** Opening Input data block **
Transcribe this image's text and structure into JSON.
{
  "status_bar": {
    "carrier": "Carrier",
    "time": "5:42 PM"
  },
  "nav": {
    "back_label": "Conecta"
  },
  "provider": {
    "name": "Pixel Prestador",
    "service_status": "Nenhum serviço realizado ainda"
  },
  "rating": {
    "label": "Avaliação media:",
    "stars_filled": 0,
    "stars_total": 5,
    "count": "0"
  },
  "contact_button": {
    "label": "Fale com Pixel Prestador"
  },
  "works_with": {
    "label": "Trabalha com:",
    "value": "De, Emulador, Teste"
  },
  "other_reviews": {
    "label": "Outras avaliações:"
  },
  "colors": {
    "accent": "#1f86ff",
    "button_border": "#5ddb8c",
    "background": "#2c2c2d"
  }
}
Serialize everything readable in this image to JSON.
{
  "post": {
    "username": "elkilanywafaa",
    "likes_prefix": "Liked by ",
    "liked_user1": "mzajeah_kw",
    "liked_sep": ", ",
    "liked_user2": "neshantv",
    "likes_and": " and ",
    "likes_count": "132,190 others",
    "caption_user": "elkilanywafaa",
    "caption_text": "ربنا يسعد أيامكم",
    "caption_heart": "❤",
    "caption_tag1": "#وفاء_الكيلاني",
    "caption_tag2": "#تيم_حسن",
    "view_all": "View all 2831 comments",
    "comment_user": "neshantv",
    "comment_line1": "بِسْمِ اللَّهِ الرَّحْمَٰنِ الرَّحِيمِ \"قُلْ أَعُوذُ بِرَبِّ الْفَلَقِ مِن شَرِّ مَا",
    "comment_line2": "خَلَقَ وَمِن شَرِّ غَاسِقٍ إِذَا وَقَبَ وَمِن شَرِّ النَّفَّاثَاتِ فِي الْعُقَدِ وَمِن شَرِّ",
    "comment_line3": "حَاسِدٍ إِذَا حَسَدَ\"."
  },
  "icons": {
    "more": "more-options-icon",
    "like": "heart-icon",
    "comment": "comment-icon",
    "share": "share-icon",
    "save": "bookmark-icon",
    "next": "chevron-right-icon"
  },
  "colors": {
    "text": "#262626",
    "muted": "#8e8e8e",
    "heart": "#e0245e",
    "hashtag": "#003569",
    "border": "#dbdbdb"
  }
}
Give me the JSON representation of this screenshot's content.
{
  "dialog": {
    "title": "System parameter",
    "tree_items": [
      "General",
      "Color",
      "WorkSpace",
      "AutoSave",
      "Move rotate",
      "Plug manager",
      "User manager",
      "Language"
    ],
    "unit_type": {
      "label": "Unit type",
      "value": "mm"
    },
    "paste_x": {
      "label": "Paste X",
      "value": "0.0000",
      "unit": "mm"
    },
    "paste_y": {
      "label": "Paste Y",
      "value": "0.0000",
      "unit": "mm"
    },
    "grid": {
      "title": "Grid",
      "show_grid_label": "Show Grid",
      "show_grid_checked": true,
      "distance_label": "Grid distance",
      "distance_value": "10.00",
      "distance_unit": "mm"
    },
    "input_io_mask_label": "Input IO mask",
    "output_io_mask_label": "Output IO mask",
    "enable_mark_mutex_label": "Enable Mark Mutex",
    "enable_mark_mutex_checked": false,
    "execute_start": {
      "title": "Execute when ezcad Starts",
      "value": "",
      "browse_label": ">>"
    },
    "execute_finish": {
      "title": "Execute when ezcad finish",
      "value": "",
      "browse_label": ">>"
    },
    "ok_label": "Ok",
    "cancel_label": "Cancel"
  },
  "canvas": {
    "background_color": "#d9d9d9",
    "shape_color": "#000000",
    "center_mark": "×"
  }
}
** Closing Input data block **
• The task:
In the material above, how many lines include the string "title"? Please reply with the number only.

• Output below:
4